Training sessions in the dojo are the heart and soul of Shorinji Kempo. Sessions are a mix of low-impact fitness training, flexibility exercises, mass group technique practices, small group training, meditation, philosophy, massage and sparring. Most sessions are two hours long and lead to a heightened sense of awareness, energy and focus! Although most practitioners (kenshi) who have been coming for a while buy their own Shorinji outfits (or do-gis as they ought to be called), all you need to start off with is a t-shirt and some loose-fitting trousers or shorts. You'll have the chance to buy any gear shortly after you sign up.
We currently meet Sundays 3-5 pm and Mondays 8.15-10 pm in the martial arts dojo, and Thursdays 8.15-10pm in the GLD Studio at the Iffley Road Sports Centre. We're a pretty unthreatening lot, but if you're feeling nervous why not come with friends?
Shorinji Kempo is based on technique, skill and timing as a means to gain control over an adversary; superhuman strength and fitness are not required by any means.
To help our fitness, we clear our minds and warm ourselves up for each session. Most nights we start with a bit of jogging, star jumps and similar exercises you probably remember from school... nothing intense though, so you won't have to dread each session.
While no move yet devised for Shorinji Kempo involves the splits, improving your overall flexibility definitely helps one's balance, grace and co-ordination when working to master the techniques of Shorinji Kempo. Don't worry about your personal level of flexibility, it will improve over time, and in the case of certain medical conditions, training/grading methods can be adjusted to suit your physical capabilities.
Group technique practices
Even the most fundamental techniques in Shorinji Kempo take a lifetime to master properly; so trainees of all ages can benefit from whole group training. Don't be discouraged by the 'en masse', stereotypical training style - this only comprises a fraction of each session. Even the most basic punches and locks are made up of several levels of subtlety that go unseen to the untrained eye, each of which enables one to perform their techniques more efficiently and with greater confidence.
Small group tuition
In order to look at specific disciplines and techniques relevant to individuals we tend to divide parts of each session by grade in order to work in smaller, more specialised groups, with a number of the senior belts supervising or giving instruction.
Meditation helps us to concentrate our efforts and ensures we come to our training focused and in a right mind.
Almost uniquely among the oriental martial arts, Shorinji Kempo is as much a philosophy as it is a form of exercise or self-defence. Kempo recognises that our thoughts and our actions are inextricably linked. 'Strength' and 'Morals' are powerless by themselves, but ideal when united symbiotically.
Massage (aka.

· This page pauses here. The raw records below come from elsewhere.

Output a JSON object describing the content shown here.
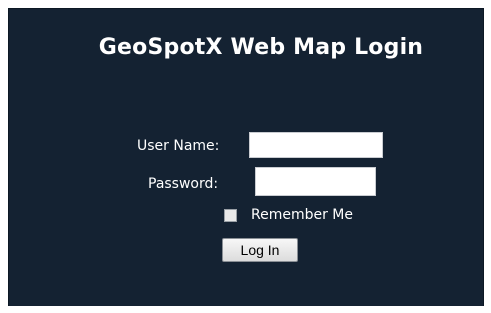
{
  "login": {
    "title": "GeoSpotX Web Map Login",
    "username_label": "User Name:",
    "username_value": "",
    "password_label": "Password:",
    "password_value": "",
    "remember_label": "Remember Me",
    "remember_checked": false,
    "submit_label": "Log In"
  },
  "colors": {
    "panel_background": "#142232",
    "text": "#ffffff"
  }
}
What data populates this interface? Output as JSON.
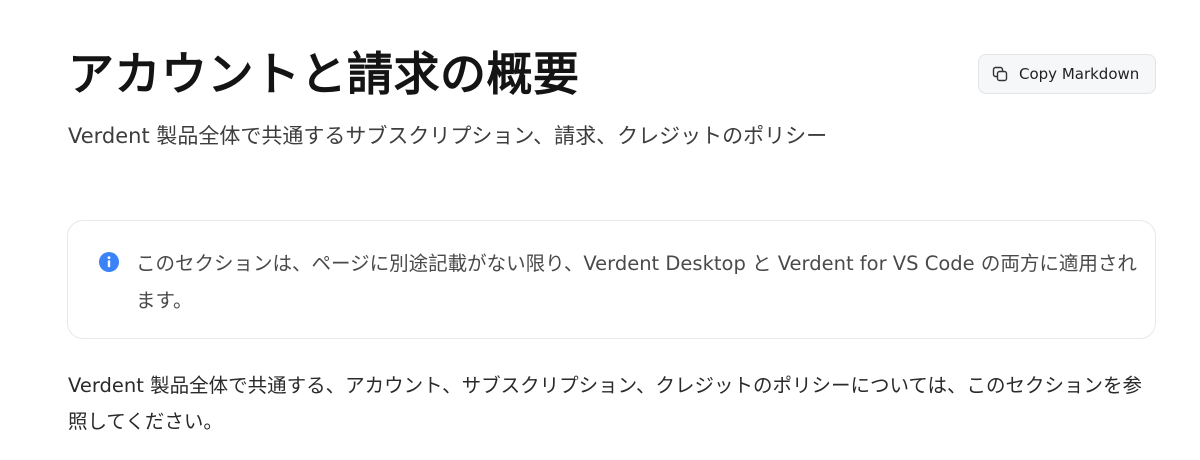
{
  "header": {
    "title": "アカウントと請求の概要",
    "subtitle": "Verdent 製品全体で共通するサブスクリプション、請求、クレジットのポリシー",
    "copy_button_label": "Copy Markdown"
  },
  "info_callout": {
    "icon": "info-icon",
    "text": "このセクションは、ページに別途記載がない限り、Verdent Desktop と Verdent for VS Code の両方に適用されます。"
  },
  "body": {
    "paragraph": "Verdent 製品全体で共通する、アカウント、サブスクリプション、クレジットのポリシーについては、このセクションを参照してください。"
  },
  "colors": {
    "info_icon": "#3b82f6",
    "title": "#141414"
  }
}
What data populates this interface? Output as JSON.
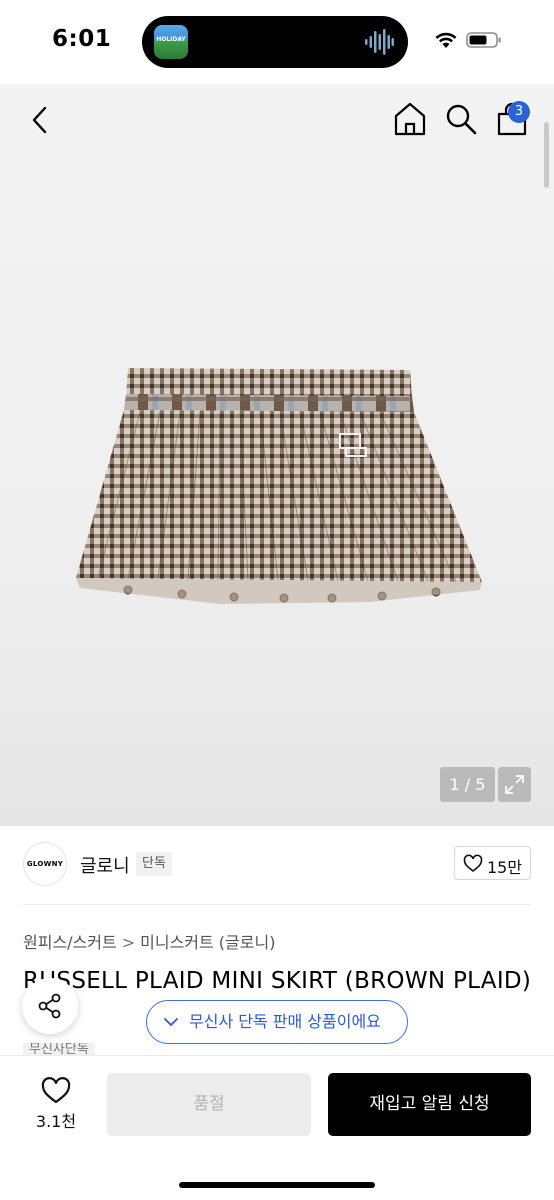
{
  "status_bar": {
    "time": "6:01",
    "island_app_label": "HOLIDAY",
    "wifi_icon": "wifi-icon",
    "battery_icon": "battery-icon"
  },
  "header": {
    "back_icon": "chevron-left-icon",
    "home_icon": "home-icon",
    "search_icon": "search-icon",
    "cart_icon": "shopping-bag-icon",
    "cart_badge": "3",
    "badge_color": "#2a63d6"
  },
  "gallery": {
    "page_indicator": "1 / 5",
    "expand_icon": "expand-icon"
  },
  "brand": {
    "logo_text": "GLOWNY",
    "name": "글로니",
    "tag": "단독",
    "like_count": "15만"
  },
  "breadcrumb": {
    "category": "원피스/스커트",
    "separator": ">",
    "subcategory": "미니스커트 (글로니)"
  },
  "product": {
    "title": "RUSSELL PLAID MINI SKIRT (BROWN PLAID)",
    "tag": "무신사단독"
  },
  "floating": {
    "share_icon": "share-icon",
    "exclusive_notice": "무신사 단독 판매 상품이에요",
    "accent_color": "#3e6fe0"
  },
  "bottom_bar": {
    "wish_count": "3.1천",
    "soldout_label": "품절",
    "restock_label": "재입고 알림 신청"
  }
}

Seiho)
Many of the techniques of Shorinji Kempo involve the use of pressure points in an opponent to deflect attacks or inflict temporary, disabling pain. Many of these same pressure points can be used to relieve pain and tension when pressure is applied in a different way, following the same principles as Shiatsu massage. We practise these from time to time, perhaps after a particularly heavy sparring session! Yet another good reason to bring a friend or partner to a Shorinji Kempo training session.
Sparring (aka. Randori)
Although training is non-competitive and non-confrontational, the best way to practise timing and test one's technique is through one-to-one sparring. This doesn't mean getting beaten up by someone twice your size, but rather being able to discover your own ability while learning from a friend's. It's a fun part of training and can be practiced once you are familiar with pair-work.
In fact, one senior instructor has said "the closer the friend, the better the randori."
Eventually, this skill can be transferred to pre-rehearsed sparring (embu), a central, and impressive feature of Shorinji Kempo. This involves two (or more) people sparring with a pre-determined sequence of techniques, with a minimal number of improvised attacks. This can look particularly impressive.